Rte. 132 Work Forces New Detour in Sharon
Sharon — Motorists traveling on Route 132 from Strafford to access Interstate 89 in Sharon face an eight-mile detour while part of the road is closed for construction, according to Sharon Selectboard members.
Meanwhile, another closed portion of the route nearer to the interstate had one lane reopened with a traffic light earlier this month.
Both projects are to repair damage wreaked by Tropical Storm Irene more than two years ago, but were made possible only recently as the Federal Emergency Management Agency released the necessary funds.
The latest road closing, which cuts off traffic between Cross and High Lake roads in Sharon, took effect at the beginning of the week, said Sharon Selectboard Chairman Paul Haskell.
It could take two to three weeks for workers to replace “two terribly undersized culverts” that flooded during the tropical storm, he said.
Due to that closing, drivers traveling from Strafford to Sharon on Route 132 must take a detour down Cross Road to Fay Brook Road, which lets motorists out onto Route 14.
The earlier closing — about a mile north on Route 132 from Interstae 89 — was closed unexpectedly in September after workers undertaking repair work found that the ledge was deeper under the roadbed than engineers expected.
The good news, Haskell said, is that because that location has been reopened to one lane of traffic, drivers from the Norwich area on Beaver Meadow Road can now get to the interstate easily on Route 132, “with an exception of a little pinch where the stoplight is.”
However, some are still frustrated. Alex Roupinian, who co-owns Idlewood The Restaurant on Route 132 in Sharon, said “things have gotten a little bit better” since the original road closing was reopened to one lane of traffic. But he noted business continues to be off by roughly half because motorists see the detour signs and decide not to travel up to the restaurant.
“People are still reluctant to use (Route) 132 because they’re not sure where High Lakes Road and Cross Road are, so rather than get caught in not knowing where they are, they’d (rather not) take the detour,” Roupinian said.
He felt the signs could have been clearer by referencing the distance of the closing instead of just including the road names, which many people aren’t familiar with.
The restaurant is tapping into reserve cash funds to stay afloat during what is usually one of the busiest times of the year because of foliage season, he said.
“Personally I think this is a major leaf peeping road, and to have it closed … I kind of scratch my head at,” he said. “(B)ut then again you look at it pragmatically and say, ‘When was there a good time to do it?’ ”
At Coburns’ General Store in South Strafford, business hasn’t exactly been affected — except for an uptick in drivers coming in to ask for directions after getting lost while trying to navigate the detour, said owner Chrissy Jamieson.
She’s also seen a rise in complaints about the inconvenience, noting that out-of-towners have a particularly hard time with the detour on a narrow dirt road with no cell phone service.

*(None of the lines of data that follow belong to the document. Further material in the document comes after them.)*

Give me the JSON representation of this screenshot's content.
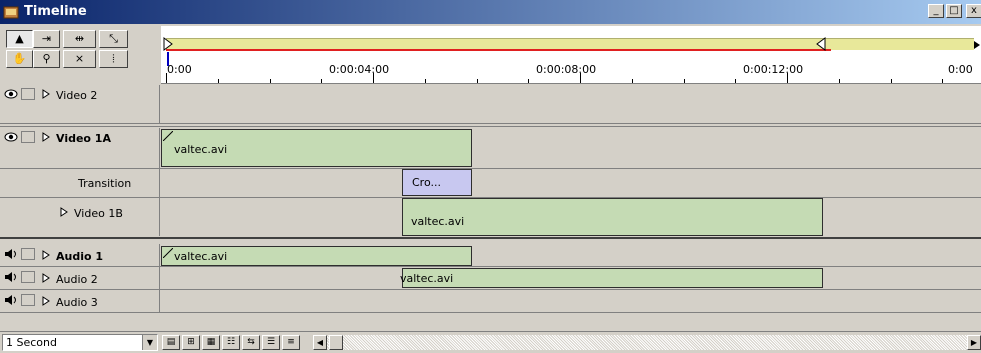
{
  "window": {
    "title": "Timeline",
    "controls": {
      "minimize": "_",
      "maximize": "□",
      "close": "x"
    }
  },
  "tools": [
    {
      "name": "selection-tool-icon",
      "glyph": "▲"
    },
    {
      "name": "track-tool-icon",
      "glyph": "⇥"
    },
    {
      "name": "multitrack-tool-icon",
      "glyph": "⇹"
    },
    {
      "name": "link-tool-icon",
      "glyph": "⤡"
    },
    {
      "name": "hand-tool-icon",
      "glyph": "✋"
    },
    {
      "name": "zoom-tool-icon",
      "glyph": "⚲"
    },
    {
      "name": "ripple-edit-tool-icon",
      "glyph": "⨯"
    },
    {
      "name": "in-point-tool-icon",
      "glyph": "⦙"
    }
  ],
  "ruler": {
    "labels": [
      "0:00",
      "0:00:04:00",
      "0:00:08:00",
      "0:00:12:00",
      "0:00"
    ]
  },
  "tracks": [
    {
      "id": "video2",
      "name": "Video 2",
      "type": "video",
      "bold": false
    },
    {
      "id": "video1a",
      "name": "Video 1A",
      "type": "video",
      "bold": true
    },
    {
      "id": "transition",
      "name": "Transition",
      "type": "transition",
      "bold": false
    },
    {
      "id": "video1b",
      "name": "Video 1B",
      "type": "video",
      "bold": false
    },
    {
      "id": "audio1",
      "name": "Audio 1",
      "type": "audio",
      "bold": true
    },
    {
      "id": "audio2",
      "name": "Audio 2",
      "type": "audio",
      "bold": false
    },
    {
      "id": "audio3",
      "name": "Audio 3",
      "type": "audio",
      "bold": false
    }
  ],
  "clips": {
    "video1a": "valtec.avi",
    "transition": "Cro...",
    "video1b": "valtec.avi",
    "audio1": "valtec.avi",
    "audio2": "valtec.avi"
  },
  "status": {
    "zoom": "1 Second"
  },
  "colors": {
    "clip_fill": "#c5dbb4",
    "transition_fill": "#c8c8f0",
    "work_area": "#e8e89a",
    "work_area_red": "#e02020",
    "title_bar_start": "#0a246a"
  }
}
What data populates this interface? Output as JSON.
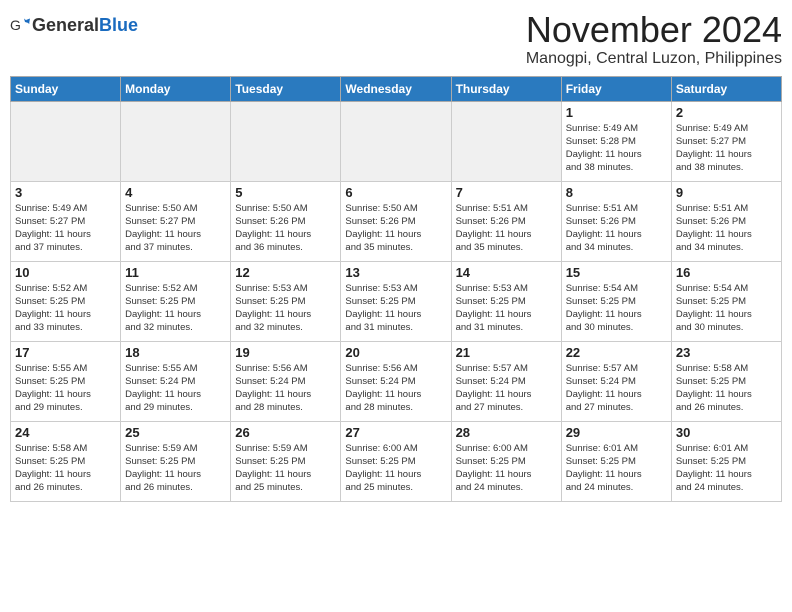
{
  "header": {
    "logo_general": "General",
    "logo_blue": "Blue",
    "month_title": "November 2024",
    "location": "Manogpi, Central Luzon, Philippines"
  },
  "weekdays": [
    "Sunday",
    "Monday",
    "Tuesday",
    "Wednesday",
    "Thursday",
    "Friday",
    "Saturday"
  ],
  "weeks": [
    [
      {
        "day": "",
        "info": ""
      },
      {
        "day": "",
        "info": ""
      },
      {
        "day": "",
        "info": ""
      },
      {
        "day": "",
        "info": ""
      },
      {
        "day": "",
        "info": ""
      },
      {
        "day": "1",
        "info": "Sunrise: 5:49 AM\nSunset: 5:28 PM\nDaylight: 11 hours\nand 38 minutes."
      },
      {
        "day": "2",
        "info": "Sunrise: 5:49 AM\nSunset: 5:27 PM\nDaylight: 11 hours\nand 38 minutes."
      }
    ],
    [
      {
        "day": "3",
        "info": "Sunrise: 5:49 AM\nSunset: 5:27 PM\nDaylight: 11 hours\nand 37 minutes."
      },
      {
        "day": "4",
        "info": "Sunrise: 5:50 AM\nSunset: 5:27 PM\nDaylight: 11 hours\nand 37 minutes."
      },
      {
        "day": "5",
        "info": "Sunrise: 5:50 AM\nSunset: 5:26 PM\nDaylight: 11 hours\nand 36 minutes."
      },
      {
        "day": "6",
        "info": "Sunrise: 5:50 AM\nSunset: 5:26 PM\nDaylight: 11 hours\nand 35 minutes."
      },
      {
        "day": "7",
        "info": "Sunrise: 5:51 AM\nSunset: 5:26 PM\nDaylight: 11 hours\nand 35 minutes."
      },
      {
        "day": "8",
        "info": "Sunrise: 5:51 AM\nSunset: 5:26 PM\nDaylight: 11 hours\nand 34 minutes."
      },
      {
        "day": "9",
        "info": "Sunrise: 5:51 AM\nSunset: 5:26 PM\nDaylight: 11 hours\nand 34 minutes."
      }
    ],
    [
      {
        "day": "10",
        "info": "Sunrise: 5:52 AM\nSunset: 5:25 PM\nDaylight: 11 hours\nand 33 minutes."
      },
      {
        "day": "11",
        "info": "Sunrise: 5:52 AM\nSunset: 5:25 PM\nDaylight: 11 hours\nand 32 minutes."
      },
      {
        "day": "12",
        "info": "Sunrise: 5:53 AM\nSunset: 5:25 PM\nDaylight: 11 hours\nand 32 minutes."
      },
      {
        "day": "13",
        "info": "Sunrise: 5:53 AM\nSunset: 5:25 PM\nDaylight: 11 hours\nand 31 minutes."
      },
      {
        "day": "14",
        "info": "Sunrise: 5:53 AM\nSunset: 5:25 PM\nDaylight: 11 hours\nand 31 minutes."
      },
      {
        "day": "15",
        "info": "Sunrise: 5:54 AM\nSunset: 5:25 PM\nDaylight: 11 hours\nand 30 minutes."
      },
      {
        "day": "16",
        "info": "Sunrise: 5:54 AM\nSunset: 5:25 PM\nDaylight: 11 hours\nand 30 minutes."
      }
    ],
    [
      {
        "day": "17",
        "info": "Sunrise: 5:55 AM\nSunset: 5:25 PM\nDaylight: 11 hours\nand 29 minutes."
      },
      {
        "day": "18",
        "info": "Sunrise: 5:55 AM\nSunset: 5:24 PM\nDaylight: 11 hours\nand 29 minutes."
      },
      {
        "day": "19",
        "info": "Sunrise: 5:56 AM\nSunset: 5:24 PM\nDaylight: 11 hours\nand 28 minutes."
      },
      {
        "day": "20",
        "info": "Sunrise: 5:56 AM\nSunset: 5:24 PM\nDaylight: 11 hours\nand 28 minutes."
      },
      {
        "day": "21",
        "info": "Sunrise: 5:57 AM\nSunset: 5:24 PM\nDaylight: 11 hours\nand 27 minutes."
      },
      {
        "day": "22",
        "info": "Sunrise: 5:57 AM\nSunset: 5:24 PM\nDaylight: 11 hours\nand 27 minutes."
      },
      {
        "day": "23",
        "info": "Sunrise: 5:58 AM\nSunset: 5:25 PM\nDaylight: 11 hours\nand 26 minutes."
      }
    ],
    [
      {
        "day": "24",
        "info": "Sunrise: 5:58 AM\nSunset: 5:25 PM\nDaylight: 11 hours\nand 26 minutes."
      },
      {
        "day": "25",
        "info": "Sunrise: 5:59 AM\nSunset: 5:25 PM\nDaylight: 11 hours\nand 26 minutes."
      },
      {
        "day": "26",
        "info": "Sunrise: 5:59 AM\nSunset: 5:25 PM\nDaylight: 11 hours\nand 25 minutes."
      },
      {
        "day": "27",
        "info": "Sunrise: 6:00 AM\nSunset: 5:25 PM\nDaylight: 11 hours\nand 25 minutes."
      },
      {
        "day": "28",
        "info": "Sunrise: 6:00 AM\nSunset: 5:25 PM\nDaylight: 11 hours\nand 24 minutes."
      },
      {
        "day": "29",
        "info": "Sunrise: 6:01 AM\nSunset: 5:25 PM\nDaylight: 11 hours\nand 24 minutes."
      },
      {
        "day": "30",
        "info": "Sunrise: 6:01 AM\nSunset: 5:25 PM\nDaylight: 11 hours\nand 24 minutes."
      }
    ]
  ]
}
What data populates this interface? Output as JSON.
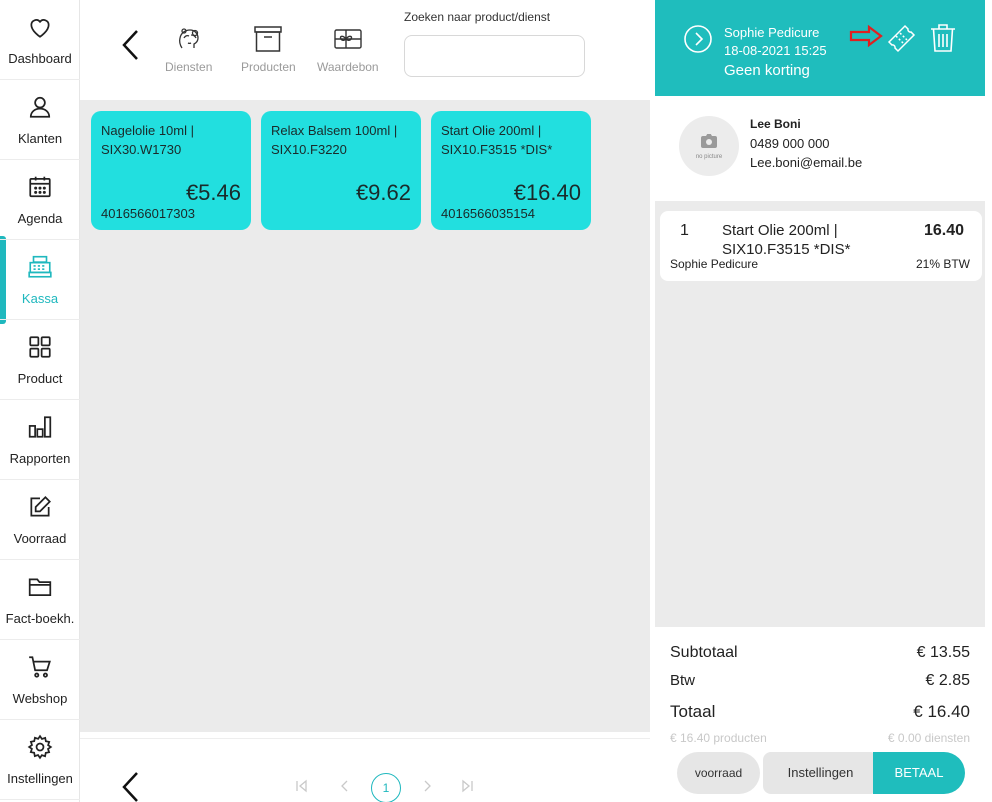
{
  "sidebar": {
    "items": [
      {
        "label": "Dashboard",
        "icon": "heart-icon"
      },
      {
        "label": "Klanten",
        "icon": "user-icon"
      },
      {
        "label": "Agenda",
        "icon": "calendar-icon"
      },
      {
        "label": "Kassa",
        "icon": "cash-register-icon"
      },
      {
        "label": "Product",
        "icon": "grid-icon"
      },
      {
        "label": "Rapporten",
        "icon": "bar-chart-icon"
      },
      {
        "label": "Voorraad",
        "icon": "edit-icon"
      },
      {
        "label": "Fact-boekh.",
        "icon": "folder-icon"
      },
      {
        "label": "Webshop",
        "icon": "cart-icon"
      },
      {
        "label": "Instellingen",
        "icon": "gear-icon"
      }
    ],
    "active_index": 3
  },
  "toolbar": {
    "tools": [
      {
        "label": "Diensten",
        "icon": "face-icon"
      },
      {
        "label": "Producten",
        "icon": "box-icon"
      },
      {
        "label": "Waardebon",
        "icon": "gift-card-icon"
      }
    ],
    "search_label": "Zoeken naar product/dienst",
    "search_value": ""
  },
  "products": [
    {
      "name": "Nagelolie 10ml | SIX30.W1730",
      "price": "€5.46",
      "barcode": "4016566017303"
    },
    {
      "name": "Relax Balsem 100ml | SIX10.F3220",
      "price": "€9.62",
      "barcode": ""
    },
    {
      "name": "Start Olie 200ml | SIX10.F3515 *DIS*",
      "price": "€16.40",
      "barcode": "4016566035154"
    }
  ],
  "pagination": {
    "current_page": "1"
  },
  "ticket": {
    "employee": "Sophie Pedicure",
    "datetime": "18-08-2021 15:25",
    "discount": "Geen korting"
  },
  "customer": {
    "avatar_text": "no picture",
    "name": "Lee Boni",
    "phone": "0489 000 000",
    "email": "Lee.boni@email.be"
  },
  "cart": {
    "lines": [
      {
        "qty": "1",
        "name": "Start Olie 200ml | SIX10.F3515 *DIS*",
        "price": "16.40",
        "employee": "Sophie Pedicure",
        "vat": "21% BTW"
      }
    ]
  },
  "totals": {
    "subtotal_label": "Subtotaal",
    "subtotal": "€ 13.55",
    "vat_label": "Btw",
    "vat": "€ 2.85",
    "total_label": "Totaal",
    "total": "€ 16.40",
    "products_amount": "€ 16.40 producten",
    "services_amount": "€ 0.00 diensten"
  },
  "actions": {
    "stock": "voorraad",
    "settings": "Instellingen",
    "pay": "BETAAL"
  },
  "colors": {
    "accent": "#1fbdbd",
    "card": "#22dfdf",
    "annotation_arrow": "#e02020"
  }
}
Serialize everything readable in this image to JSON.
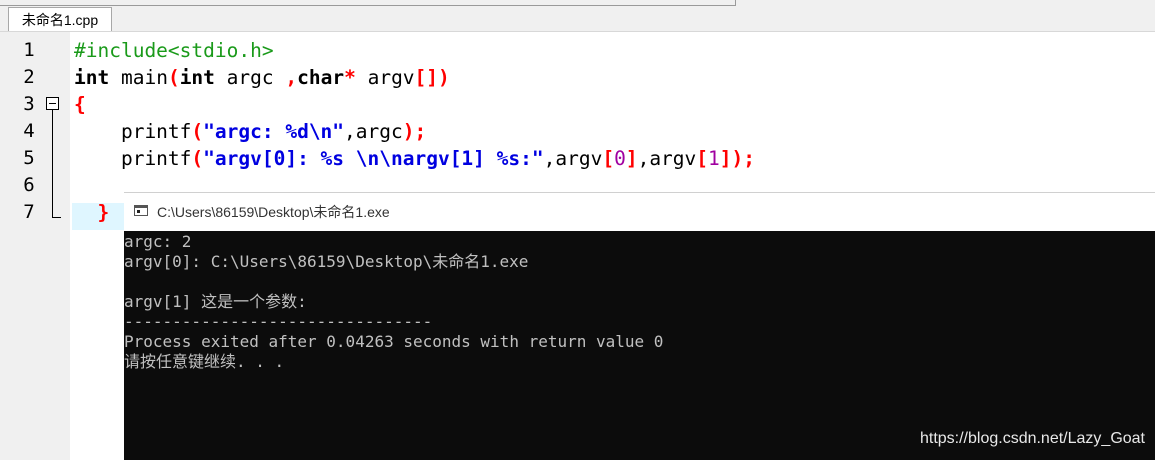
{
  "editor": {
    "tab_label": "未命名1.cpp",
    "line_numbers": [
      "1",
      "2",
      "3",
      "4",
      "5",
      "6",
      "7"
    ],
    "code": {
      "line1": "#include<stdio.h>",
      "line2": {
        "t1": "int",
        "t2": " main",
        "t3": "(",
        "t4": "int",
        "t5": " argc ",
        "t6": ",",
        "t7": "char",
        "t8": "*",
        "t9": " argv",
        "t10": "[]",
        "t11": ")"
      },
      "line3": "{",
      "line4": {
        "t1": "    printf",
        "t2": "(",
        "t3": "\"argc: %d\\n\"",
        "t4": ",argc",
        "t5": ");"
      },
      "line5": {
        "t1": "    printf",
        "t2": "(",
        "t3": "\"argv[0]: %s \\n\\nargv[1] %s:\"",
        "t4": ",argv",
        "t5": "[",
        "t6": "0",
        "t7": "]",
        "t8": ",argv",
        "t9": "[",
        "t10": "1",
        "t11": "]);"
      },
      "line7": "  }"
    }
  },
  "console": {
    "title": "C:\\Users\\86159\\Desktop\\未命名1.exe",
    "output": [
      "argc: 2",
      "argv[0]: C:\\Users\\86159\\Desktop\\未命名1.exe",
      "",
      "argv[1] 这是一个参数:",
      "--------------------------------",
      "Process exited after 0.04263 seconds with return value 0",
      "请按任意键继续. . ."
    ]
  },
  "watermark": "https://blog.csdn.net/Lazy_Goat",
  "colors": {
    "preprocessor": "#1a9a1a",
    "string": "#0000e0",
    "bracket": "#ff0000",
    "number": "#a000a0",
    "console_bg": "#0c0c0c",
    "console_text": "#c0c0c0"
  },
  "icons": {
    "console": "console-window-icon",
    "fold": "fold-minus-icon"
  }
}
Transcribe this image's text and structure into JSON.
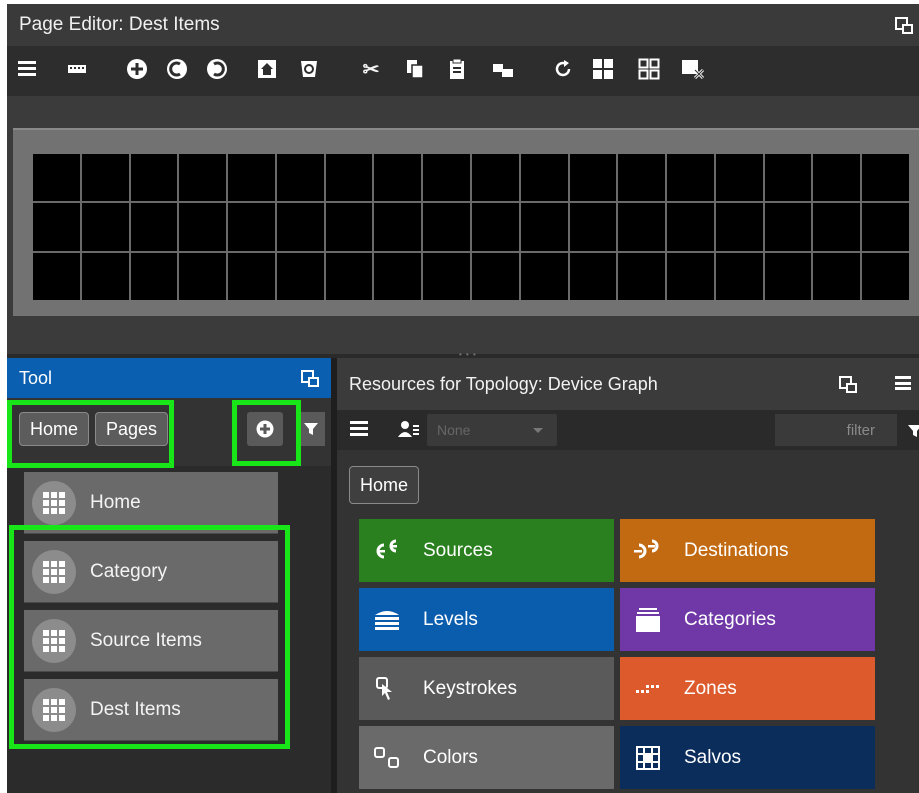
{
  "editor": {
    "title": "Page Editor: Dest Items",
    "toolbar_icons": [
      "list-icon",
      "keyboard-icon",
      "add-circle-icon",
      "arrow-left-circle-icon",
      "arrow-right-circle-icon",
      "home-icon",
      "trash-icon",
      "cut-icon",
      "copy-icon",
      "paste-icon",
      "duplicate-icon",
      "refresh-icon",
      "grid-large-icon",
      "grid-small-icon",
      "clear-grid-icon"
    ],
    "grid": {
      "rows": 3,
      "columns": 18
    }
  },
  "tool_panel": {
    "title": "Tool",
    "breadcrumbs": [
      "Home",
      "Pages"
    ],
    "pages": [
      "Home",
      "Category",
      "Source Items",
      "Dest Items"
    ]
  },
  "resources": {
    "title": "Resources for Topology: Device Graph",
    "selector_value": "None",
    "filter_placeholder": "filter",
    "breadcrumb": "Home",
    "tiles": [
      {
        "label": "Sources",
        "color": "#2a7f1e",
        "icon": "sources-icon"
      },
      {
        "label": "Destinations",
        "color": "#c26a12",
        "icon": "destinations-icon"
      },
      {
        "label": "Levels",
        "color": "#0a5cad",
        "icon": "levels-icon"
      },
      {
        "label": "Categories",
        "color": "#6f38a6",
        "icon": "categories-icon"
      },
      {
        "label": "Keystrokes",
        "color": "#5a5a5a",
        "icon": "keystrokes-icon"
      },
      {
        "label": "Zones",
        "color": "#dc5a2c",
        "icon": "zones-icon"
      },
      {
        "label": "Colors",
        "color": "#6a6a6a",
        "icon": "colors-icon"
      },
      {
        "label": "Salvos",
        "color": "#0b2d5c",
        "icon": "salvos-icon"
      }
    ]
  },
  "highlight_color": "#19e619"
}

But regulars are annoyed, too.
“They hate it, they’re annoyed with it, they want to know when it’s going to be gone,” she said.
“We hear about it every day, and we’re like, ‘We can’t do anything about it,’ ” she added, laughing.
Jamiesen nontheless credits the Selectbaord with doing “a fairly good job of trying to get information as things happen.”
Haskell said he understands the points of view of motorists and and business operators such as Roupinian — “This is a rotten time of the year if you’re in the business he’s in to have the traffic flow in front of your establishment slow down,” he said — but “at some point, safety trumps everything.”
The entire Route 132 reconstruction is costing about $929,000, with the town’s share being about 10 percent. The timing was pushed back into the fall as town officials awaited federal funding and the availability of workers and materials.
There’s an “incredible amount of lead time ... before you ever stick your damn shovel in the ground,” he said, “and then this one we had to wait for all the federal funding to align … and it just is what it is.”
Maggie Cassidy can be reached at firstname.lastname@example.org or 603-727-3220.